* **Problem requirements**: Track down each line below containing the string "from" and copy it.

Dataset rows for apps and sites

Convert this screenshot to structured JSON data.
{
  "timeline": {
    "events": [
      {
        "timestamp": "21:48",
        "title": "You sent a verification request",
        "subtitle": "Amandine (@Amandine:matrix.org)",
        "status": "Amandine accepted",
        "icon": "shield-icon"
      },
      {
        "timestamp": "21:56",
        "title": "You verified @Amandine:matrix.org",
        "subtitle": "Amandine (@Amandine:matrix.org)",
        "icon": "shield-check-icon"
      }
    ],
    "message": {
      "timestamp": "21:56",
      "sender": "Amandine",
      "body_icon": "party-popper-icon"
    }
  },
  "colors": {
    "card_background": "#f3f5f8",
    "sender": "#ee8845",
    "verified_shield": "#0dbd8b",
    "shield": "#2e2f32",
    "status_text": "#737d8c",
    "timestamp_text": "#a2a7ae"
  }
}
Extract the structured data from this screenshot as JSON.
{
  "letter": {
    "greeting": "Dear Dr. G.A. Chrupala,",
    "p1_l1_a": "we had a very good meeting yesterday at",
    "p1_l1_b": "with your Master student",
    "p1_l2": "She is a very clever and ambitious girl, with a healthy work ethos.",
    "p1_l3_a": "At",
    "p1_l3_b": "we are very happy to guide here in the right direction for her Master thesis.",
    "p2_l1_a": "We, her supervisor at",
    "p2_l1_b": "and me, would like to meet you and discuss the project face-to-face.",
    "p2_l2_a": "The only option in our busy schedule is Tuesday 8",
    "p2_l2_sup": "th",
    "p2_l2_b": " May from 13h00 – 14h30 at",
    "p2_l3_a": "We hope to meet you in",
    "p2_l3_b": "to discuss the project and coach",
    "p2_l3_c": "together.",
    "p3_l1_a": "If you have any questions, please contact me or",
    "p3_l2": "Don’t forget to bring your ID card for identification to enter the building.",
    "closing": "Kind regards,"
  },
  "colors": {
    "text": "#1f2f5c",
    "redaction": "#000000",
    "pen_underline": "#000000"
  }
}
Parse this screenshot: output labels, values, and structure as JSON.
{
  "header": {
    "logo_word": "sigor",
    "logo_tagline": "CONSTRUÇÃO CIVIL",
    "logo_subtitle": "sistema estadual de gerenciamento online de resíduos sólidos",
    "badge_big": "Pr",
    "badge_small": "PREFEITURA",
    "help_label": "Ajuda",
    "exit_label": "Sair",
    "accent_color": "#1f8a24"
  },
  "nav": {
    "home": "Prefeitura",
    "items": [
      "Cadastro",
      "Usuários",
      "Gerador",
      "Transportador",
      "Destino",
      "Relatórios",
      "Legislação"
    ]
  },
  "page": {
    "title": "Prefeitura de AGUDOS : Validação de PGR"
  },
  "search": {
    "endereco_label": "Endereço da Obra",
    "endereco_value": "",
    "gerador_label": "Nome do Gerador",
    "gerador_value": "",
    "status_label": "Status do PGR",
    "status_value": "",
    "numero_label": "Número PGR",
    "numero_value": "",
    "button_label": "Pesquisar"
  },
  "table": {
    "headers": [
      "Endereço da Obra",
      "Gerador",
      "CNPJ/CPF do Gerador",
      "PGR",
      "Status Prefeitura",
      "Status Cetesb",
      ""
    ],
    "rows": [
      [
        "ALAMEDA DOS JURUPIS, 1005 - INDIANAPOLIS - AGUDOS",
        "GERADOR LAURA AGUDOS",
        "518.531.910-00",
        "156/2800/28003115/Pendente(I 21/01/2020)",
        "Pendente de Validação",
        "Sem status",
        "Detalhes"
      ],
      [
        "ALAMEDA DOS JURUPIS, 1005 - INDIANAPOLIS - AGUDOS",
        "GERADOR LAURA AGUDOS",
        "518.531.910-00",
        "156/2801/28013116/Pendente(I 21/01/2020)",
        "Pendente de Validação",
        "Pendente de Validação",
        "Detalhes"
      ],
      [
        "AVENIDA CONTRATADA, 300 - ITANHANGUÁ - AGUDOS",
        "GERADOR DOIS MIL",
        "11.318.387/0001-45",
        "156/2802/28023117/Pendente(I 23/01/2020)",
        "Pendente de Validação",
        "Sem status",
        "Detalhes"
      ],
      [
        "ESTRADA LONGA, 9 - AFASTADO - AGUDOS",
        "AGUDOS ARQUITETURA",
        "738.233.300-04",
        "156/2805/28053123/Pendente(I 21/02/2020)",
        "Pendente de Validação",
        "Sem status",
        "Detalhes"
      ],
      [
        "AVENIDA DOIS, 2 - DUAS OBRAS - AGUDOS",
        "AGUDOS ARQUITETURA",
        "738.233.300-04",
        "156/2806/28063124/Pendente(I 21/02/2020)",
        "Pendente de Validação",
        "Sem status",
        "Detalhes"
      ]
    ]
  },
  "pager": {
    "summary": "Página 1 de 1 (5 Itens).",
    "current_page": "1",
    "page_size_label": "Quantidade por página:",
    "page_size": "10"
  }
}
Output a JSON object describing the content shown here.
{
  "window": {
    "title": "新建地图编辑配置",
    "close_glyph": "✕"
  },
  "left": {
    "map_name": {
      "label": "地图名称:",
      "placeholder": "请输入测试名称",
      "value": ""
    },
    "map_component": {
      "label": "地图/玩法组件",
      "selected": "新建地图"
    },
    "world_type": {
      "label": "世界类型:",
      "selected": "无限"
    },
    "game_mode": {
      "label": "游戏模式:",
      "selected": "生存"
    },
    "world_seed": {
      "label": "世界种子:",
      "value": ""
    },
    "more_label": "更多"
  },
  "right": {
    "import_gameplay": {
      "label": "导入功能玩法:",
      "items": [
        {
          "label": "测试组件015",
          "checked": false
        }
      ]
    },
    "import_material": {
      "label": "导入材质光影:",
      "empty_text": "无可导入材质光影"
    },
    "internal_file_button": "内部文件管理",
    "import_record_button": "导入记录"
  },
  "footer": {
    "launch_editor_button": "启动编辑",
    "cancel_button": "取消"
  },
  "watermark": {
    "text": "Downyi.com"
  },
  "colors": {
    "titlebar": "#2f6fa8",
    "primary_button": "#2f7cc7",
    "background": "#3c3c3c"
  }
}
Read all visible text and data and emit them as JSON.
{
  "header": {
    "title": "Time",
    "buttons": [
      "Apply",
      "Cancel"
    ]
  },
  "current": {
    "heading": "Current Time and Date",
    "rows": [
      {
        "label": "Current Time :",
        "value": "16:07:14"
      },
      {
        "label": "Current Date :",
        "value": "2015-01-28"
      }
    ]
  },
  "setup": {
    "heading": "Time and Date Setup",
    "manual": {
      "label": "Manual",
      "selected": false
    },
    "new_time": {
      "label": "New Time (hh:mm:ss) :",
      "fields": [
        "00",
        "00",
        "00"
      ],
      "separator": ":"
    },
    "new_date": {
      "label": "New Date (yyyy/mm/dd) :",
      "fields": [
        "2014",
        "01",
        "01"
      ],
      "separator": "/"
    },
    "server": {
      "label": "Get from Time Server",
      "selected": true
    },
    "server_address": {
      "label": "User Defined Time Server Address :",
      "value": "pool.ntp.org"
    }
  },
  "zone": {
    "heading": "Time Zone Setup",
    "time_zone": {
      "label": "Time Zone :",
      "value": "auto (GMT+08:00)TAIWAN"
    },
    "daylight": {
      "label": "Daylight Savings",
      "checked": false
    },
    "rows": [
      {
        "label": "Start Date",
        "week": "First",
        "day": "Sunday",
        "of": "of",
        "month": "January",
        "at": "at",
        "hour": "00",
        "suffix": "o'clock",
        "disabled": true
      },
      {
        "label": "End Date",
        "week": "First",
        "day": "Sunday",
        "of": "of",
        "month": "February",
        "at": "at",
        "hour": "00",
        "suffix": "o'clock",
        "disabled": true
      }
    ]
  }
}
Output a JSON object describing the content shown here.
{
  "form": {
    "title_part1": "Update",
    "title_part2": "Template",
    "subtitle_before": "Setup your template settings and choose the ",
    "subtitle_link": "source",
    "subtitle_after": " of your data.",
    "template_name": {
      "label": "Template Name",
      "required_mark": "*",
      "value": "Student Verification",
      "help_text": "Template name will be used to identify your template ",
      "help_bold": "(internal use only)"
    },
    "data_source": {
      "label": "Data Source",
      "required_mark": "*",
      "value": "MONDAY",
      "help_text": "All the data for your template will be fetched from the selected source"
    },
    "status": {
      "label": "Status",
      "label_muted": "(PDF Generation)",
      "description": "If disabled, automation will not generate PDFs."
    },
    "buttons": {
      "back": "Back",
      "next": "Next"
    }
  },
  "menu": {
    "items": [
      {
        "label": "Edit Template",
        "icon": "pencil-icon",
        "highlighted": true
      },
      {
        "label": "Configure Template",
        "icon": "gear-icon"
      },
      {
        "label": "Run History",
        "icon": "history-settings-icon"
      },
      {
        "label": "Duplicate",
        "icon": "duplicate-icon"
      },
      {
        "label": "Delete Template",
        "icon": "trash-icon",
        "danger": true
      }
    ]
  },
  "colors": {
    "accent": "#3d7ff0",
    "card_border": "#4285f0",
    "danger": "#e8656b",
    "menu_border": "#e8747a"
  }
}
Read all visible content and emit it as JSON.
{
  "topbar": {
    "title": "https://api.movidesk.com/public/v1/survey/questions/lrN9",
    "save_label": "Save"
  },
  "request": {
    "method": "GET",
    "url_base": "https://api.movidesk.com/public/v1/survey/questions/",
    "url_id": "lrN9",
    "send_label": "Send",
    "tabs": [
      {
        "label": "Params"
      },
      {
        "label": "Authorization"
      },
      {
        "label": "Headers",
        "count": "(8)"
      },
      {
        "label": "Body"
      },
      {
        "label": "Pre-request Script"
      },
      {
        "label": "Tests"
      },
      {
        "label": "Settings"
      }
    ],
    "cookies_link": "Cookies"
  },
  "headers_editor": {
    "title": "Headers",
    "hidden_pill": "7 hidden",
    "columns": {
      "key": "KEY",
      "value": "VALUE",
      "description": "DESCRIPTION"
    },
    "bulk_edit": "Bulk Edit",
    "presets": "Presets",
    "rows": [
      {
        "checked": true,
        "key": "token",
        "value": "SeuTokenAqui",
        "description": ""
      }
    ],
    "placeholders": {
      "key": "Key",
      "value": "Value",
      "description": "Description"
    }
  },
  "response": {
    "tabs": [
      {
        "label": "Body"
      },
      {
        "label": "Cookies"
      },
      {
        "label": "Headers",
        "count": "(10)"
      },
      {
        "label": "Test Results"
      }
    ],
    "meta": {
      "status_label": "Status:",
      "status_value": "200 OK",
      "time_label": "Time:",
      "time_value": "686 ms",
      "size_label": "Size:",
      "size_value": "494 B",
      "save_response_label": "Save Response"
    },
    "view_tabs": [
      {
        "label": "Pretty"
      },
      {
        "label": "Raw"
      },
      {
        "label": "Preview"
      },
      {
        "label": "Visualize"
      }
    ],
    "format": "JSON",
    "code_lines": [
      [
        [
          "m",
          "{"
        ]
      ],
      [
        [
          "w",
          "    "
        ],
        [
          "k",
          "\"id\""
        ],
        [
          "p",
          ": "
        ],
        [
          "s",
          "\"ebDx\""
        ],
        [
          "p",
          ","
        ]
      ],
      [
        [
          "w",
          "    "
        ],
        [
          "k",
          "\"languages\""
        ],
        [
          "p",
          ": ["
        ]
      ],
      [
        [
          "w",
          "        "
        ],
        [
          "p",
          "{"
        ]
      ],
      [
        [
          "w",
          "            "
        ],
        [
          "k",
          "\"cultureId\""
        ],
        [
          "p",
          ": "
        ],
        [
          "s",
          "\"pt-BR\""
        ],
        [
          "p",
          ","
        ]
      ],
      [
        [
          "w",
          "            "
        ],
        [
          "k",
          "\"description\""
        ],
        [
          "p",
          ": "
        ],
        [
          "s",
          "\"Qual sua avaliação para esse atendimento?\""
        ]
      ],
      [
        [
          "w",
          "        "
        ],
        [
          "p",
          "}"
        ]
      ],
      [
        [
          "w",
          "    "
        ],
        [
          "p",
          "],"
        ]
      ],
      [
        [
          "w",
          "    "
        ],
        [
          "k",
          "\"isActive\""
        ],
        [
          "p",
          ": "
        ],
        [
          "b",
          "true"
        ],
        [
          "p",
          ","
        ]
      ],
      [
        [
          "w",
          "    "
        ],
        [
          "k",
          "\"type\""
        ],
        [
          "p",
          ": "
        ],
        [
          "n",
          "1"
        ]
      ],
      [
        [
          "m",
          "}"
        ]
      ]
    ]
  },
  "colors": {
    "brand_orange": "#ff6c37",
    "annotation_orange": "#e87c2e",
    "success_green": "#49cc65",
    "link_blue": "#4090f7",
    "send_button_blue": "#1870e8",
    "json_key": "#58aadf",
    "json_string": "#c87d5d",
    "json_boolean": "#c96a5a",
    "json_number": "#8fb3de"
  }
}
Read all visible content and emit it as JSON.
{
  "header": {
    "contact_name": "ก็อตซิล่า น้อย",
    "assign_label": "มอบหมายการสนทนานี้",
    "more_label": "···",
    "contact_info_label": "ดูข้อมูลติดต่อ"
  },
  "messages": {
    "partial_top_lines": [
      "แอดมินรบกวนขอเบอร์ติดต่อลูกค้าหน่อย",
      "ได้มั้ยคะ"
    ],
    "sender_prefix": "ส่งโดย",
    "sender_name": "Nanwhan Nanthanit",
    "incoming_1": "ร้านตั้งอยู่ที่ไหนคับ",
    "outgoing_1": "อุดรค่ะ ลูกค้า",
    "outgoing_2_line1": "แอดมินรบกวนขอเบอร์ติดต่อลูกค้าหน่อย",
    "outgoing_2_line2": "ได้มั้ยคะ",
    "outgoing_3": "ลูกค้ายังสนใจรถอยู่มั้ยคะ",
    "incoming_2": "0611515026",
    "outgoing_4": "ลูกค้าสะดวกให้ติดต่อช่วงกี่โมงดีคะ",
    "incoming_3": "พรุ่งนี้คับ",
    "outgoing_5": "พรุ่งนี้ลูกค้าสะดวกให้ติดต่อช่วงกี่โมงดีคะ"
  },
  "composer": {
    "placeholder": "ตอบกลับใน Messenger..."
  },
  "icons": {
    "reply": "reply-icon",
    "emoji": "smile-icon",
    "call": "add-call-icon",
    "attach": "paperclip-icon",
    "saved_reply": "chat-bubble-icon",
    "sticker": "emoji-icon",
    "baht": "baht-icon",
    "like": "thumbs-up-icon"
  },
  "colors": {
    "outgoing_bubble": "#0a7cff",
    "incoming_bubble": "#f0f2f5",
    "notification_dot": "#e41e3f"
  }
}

* **Response**:
Extract the structured data from this screenshot as JSON.
    "p2_l2_b": " May from 13h00 – 14h30 at",
      "label": "Get from Time Server",
      "help_text": "All the data for your template will be fetched from the selected source"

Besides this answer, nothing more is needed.